▶ Problem to solve
A word-for-word retyping of the listing is the goal.

== Segment start ==

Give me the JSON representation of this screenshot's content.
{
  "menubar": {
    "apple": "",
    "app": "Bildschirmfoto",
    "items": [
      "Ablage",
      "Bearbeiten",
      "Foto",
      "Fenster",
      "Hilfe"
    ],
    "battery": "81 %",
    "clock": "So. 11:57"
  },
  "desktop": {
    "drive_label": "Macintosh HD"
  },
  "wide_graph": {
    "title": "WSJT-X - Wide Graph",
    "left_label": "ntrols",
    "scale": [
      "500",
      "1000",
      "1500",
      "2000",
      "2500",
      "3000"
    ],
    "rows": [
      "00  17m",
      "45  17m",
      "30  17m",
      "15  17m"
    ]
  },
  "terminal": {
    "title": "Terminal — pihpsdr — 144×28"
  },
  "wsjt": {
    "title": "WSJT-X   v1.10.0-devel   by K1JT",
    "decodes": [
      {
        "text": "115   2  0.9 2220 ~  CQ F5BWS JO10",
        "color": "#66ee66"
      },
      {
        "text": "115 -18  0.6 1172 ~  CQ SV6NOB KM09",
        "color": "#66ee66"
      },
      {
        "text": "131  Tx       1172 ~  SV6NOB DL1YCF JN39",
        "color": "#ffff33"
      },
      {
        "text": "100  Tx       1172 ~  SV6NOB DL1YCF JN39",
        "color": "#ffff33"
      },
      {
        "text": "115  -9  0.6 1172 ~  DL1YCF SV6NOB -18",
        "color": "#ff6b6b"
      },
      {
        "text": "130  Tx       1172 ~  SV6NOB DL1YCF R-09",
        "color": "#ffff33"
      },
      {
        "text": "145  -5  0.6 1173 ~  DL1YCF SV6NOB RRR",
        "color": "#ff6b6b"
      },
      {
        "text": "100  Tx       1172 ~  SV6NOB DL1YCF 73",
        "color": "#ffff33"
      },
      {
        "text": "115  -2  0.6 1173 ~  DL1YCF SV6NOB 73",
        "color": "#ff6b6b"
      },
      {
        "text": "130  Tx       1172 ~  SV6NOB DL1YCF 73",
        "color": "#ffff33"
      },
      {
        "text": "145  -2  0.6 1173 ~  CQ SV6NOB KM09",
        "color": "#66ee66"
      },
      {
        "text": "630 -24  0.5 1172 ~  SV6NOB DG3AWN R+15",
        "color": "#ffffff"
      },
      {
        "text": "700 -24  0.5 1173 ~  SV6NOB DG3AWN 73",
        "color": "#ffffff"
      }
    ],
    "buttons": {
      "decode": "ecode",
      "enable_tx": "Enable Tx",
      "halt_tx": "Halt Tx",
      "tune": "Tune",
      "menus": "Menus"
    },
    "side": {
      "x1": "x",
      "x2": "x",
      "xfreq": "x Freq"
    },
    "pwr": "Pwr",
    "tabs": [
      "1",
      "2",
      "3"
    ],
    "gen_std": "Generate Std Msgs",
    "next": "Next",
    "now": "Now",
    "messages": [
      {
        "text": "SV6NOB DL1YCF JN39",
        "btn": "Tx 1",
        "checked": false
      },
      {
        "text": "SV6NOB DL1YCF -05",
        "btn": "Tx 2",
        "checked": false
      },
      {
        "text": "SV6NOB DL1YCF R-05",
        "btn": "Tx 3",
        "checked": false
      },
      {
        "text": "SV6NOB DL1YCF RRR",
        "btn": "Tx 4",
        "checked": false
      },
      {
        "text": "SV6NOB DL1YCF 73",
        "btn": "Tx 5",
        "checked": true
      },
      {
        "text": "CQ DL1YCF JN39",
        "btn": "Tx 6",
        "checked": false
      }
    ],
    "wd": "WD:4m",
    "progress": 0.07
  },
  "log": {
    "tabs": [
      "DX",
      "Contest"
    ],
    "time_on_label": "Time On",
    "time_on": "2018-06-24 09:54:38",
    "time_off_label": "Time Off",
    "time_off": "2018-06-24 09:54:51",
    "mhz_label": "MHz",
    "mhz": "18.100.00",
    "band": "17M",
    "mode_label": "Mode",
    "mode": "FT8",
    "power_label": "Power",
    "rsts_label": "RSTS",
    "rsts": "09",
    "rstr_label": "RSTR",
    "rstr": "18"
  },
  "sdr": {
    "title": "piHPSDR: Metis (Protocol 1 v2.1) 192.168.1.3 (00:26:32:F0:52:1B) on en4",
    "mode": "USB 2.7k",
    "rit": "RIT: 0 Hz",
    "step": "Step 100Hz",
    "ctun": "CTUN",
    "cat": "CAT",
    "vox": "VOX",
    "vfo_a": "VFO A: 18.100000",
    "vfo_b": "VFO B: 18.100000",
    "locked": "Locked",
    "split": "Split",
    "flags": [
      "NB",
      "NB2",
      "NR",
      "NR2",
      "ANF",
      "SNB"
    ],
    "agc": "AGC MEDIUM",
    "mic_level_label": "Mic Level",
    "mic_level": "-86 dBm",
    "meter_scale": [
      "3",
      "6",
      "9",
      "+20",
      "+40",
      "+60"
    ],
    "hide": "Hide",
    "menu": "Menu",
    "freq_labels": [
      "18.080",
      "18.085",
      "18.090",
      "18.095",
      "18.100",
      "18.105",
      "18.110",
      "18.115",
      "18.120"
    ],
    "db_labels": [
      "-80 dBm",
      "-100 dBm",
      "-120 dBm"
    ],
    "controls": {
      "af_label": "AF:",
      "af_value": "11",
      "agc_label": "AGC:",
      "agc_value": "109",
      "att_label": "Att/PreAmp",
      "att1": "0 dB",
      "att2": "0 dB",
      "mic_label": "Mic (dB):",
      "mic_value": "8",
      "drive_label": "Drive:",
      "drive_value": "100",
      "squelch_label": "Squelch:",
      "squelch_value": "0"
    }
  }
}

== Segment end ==

▶ The answer
Give me the JSON representation of this screenshot's content.
{
  "menubar": {
    "apple": "",
    "app": "Bildschirmfoto",
    "items": [
      "Ablage",
      "Bearbeiten",
      "Foto",
      "Fenster",
      "Hilfe"
    ],
    "battery": "81 %",
    "clock": "So. 11:57"
  },
  "desktop": {
    "drive_label": "Macintosh HD"
  },
  "wide_graph": {
    "title": "WSJT-X - Wide Graph",
    "left_label": "ntrols",
    "scale": [
      "500",
      "1000",
      "1500",
      "2000",
      "2500",
      "3000"
    ],
    "rows": [
      "00  17m",
      "45  17m",
      "30  17m",
      "15  17m"
    ]
  },
  "terminal": {
    "title": "Terminal — pihpsdr — 144×28"
  },
  "wsjt": {
    "title": "WSJT-X   v1.10.0-devel   by K1JT",
    "decodes": [
      {
        "text": "115   2  0.9 2220 ~  CQ F5BWS JO10",
        "color": "#66ee66"
      },
      {
        "text": "115 -18  0.6 1172 ~  CQ SV6NOB KM09",
        "color": "#66ee66"
      },
      {
        "text": "131  Tx       1172 ~  SV6NOB DL1YCF JN39",
        "color": "#ffff33"
      },
      {
        "text": "100  Tx       1172 ~  SV6NOB DL1YCF JN39",
        "color": "#ffff33"
      },
      {
        "text": "115  -9  0.6 1172 ~  DL1YCF SV6NOB -18",
        "color": "#ff6b6b"
      },
      {
        "text": "130  Tx       1172 ~  SV6NOB DL1YCF R-09",
        "color": "#ffff33"
      },
      {
        "text": "145  -5  0.6 1173 ~  DL1YCF SV6NOB RRR",
        "color": "#ff6b6b"
      },
      {
        "text": "100  Tx       1172 ~  SV6NOB DL1YCF 73",
        "color": "#ffff33"
      },
      {
        "text": "115  -2  0.6 1173 ~  DL1YCF SV6NOB 73",
        "color": "#ff6b6b"
      },
      {
        "text": "130  Tx       1172 ~  SV6NOB DL1YCF 73",
        "color": "#ffff33"
      },
      {
        "text": "145  -2  0.6 1173 ~  CQ SV6NOB KM09",
        "color": "#66ee66"
      },
      {
        "text": "630 -24  0.5 1172 ~  SV6NOB DG3AWN R+15",
        "color": "#ffffff"
      },
      {
        "text": "700 -24  0.5 1173 ~  SV6NOB DG3AWN 73",
        "color": "#ffffff"
      }
    ],
    "buttons": {
      "decode": "ecode",
      "enable_tx": "Enable Tx",
      "halt_tx": "Halt Tx",
      "tune": "Tune",
      "menus": "Menus"
    },
    "side": {
      "x1": "x",
      "x2": "x",
      "xfreq": "x Freq"
    },
    "pwr": "Pwr",
    "tabs": [
      "1",
      "2",
      "3"
    ],
    "gen_std": "Generate Std Msgs",
    "next": "Next",
    "now": "Now",
    "messages": [
      {
        "text": "SV6NOB DL1YCF JN39",
        "btn": "Tx 1",
        "checked": false
      },
      {
        "text": "SV6NOB DL1YCF -05",
        "btn": "Tx 2",
        "checked": false
      },
      {
        "text": "SV6NOB DL1YCF R-05",
        "btn": "Tx 3",
        "checked": false
      },
      {
        "text": "SV6NOB DL1YCF RRR",
        "btn": "Tx 4",
        "checked": false
      },
      {
        "text": "SV6NOB DL1YCF 73",
        "btn": "Tx 5",
        "checked": true
      },
      {
        "text": "CQ DL1YCF JN39",
        "btn": "Tx 6",
        "checked": false
      }
    ],
    "wd": "WD:4m",
    "progress": 0.07
  },
  "log": {
    "tabs": [
      "DX",
      "Contest"
    ],
    "time_on_label": "Time On",
    "time_on": "2018-06-24 09:54:38",
    "time_off_label": "Time Off",
    "time_off": "2018-06-24 09:54:51",
    "mhz_label": "MHz",
    "mhz": "18.100.00",
    "band": "17M",
    "mode_label": "Mode",
    "mode": "FT8",
    "power_label": "Power",
    "rsts_label": "RSTS",
    "rsts": "09",
    "rstr_label": "RSTR",
    "rstr": "18"
  },
  "sdr": {
    "title": "piHPSDR: Metis (Protocol 1 v2.1) 192.168.1.3 (00:26:32:F0:52:1B) on en4",
    "mode": "USB 2.7k",
    "rit": "RIT: 0 Hz",
    "step": "Step 100Hz",
    "ctun": "CTUN",
    "cat": "CAT",
    "vox": "VOX",
    "vfo_a": "VFO A: 18.100000",
    "vfo_b": "VFO B: 18.100000",
    "locked": "Locked",
    "split": "Split",
    "flags": [
      "NB",
      "NB2",
      "NR",
      "NR2",
      "ANF",
      "SNB"
    ],
    "agc": "AGC MEDIUM",
    "mic_level_label": "Mic Level",
    "mic_level": "-86 dBm",
    "meter_scale": [
      "3",
      "6",
      "9",
      "+20",
      "+40",
      "+60"
    ],
    "hide": "Hide",
    "menu": "Menu",
    "freq_labels": [
      "18.080",
      "18.085",
      "18.090",
      "18.095",
      "18.100",
      "18.105",
      "18.110",
      "18.115",
      "18.120"
    ],
    "db_labels": [
      "-80 dBm",
      "-100 dBm",
      "-120 dBm"
    ],
    "controls": {
      "af_label": "AF:",
      "af_value": "11",
      "agc_label": "AGC:",
      "agc_value": "109",
      "att_label": "Att/PreAmp",
      "att1": "0 dB",
      "att2": "0 dB",
      "mic_label": "Mic (dB):",
      "mic_value": "8",
      "drive_label": "Drive:",
      "drive_value": "100",
      "squelch_label": "Squelch:",
      "squelch_value": "0"
    }
  }
}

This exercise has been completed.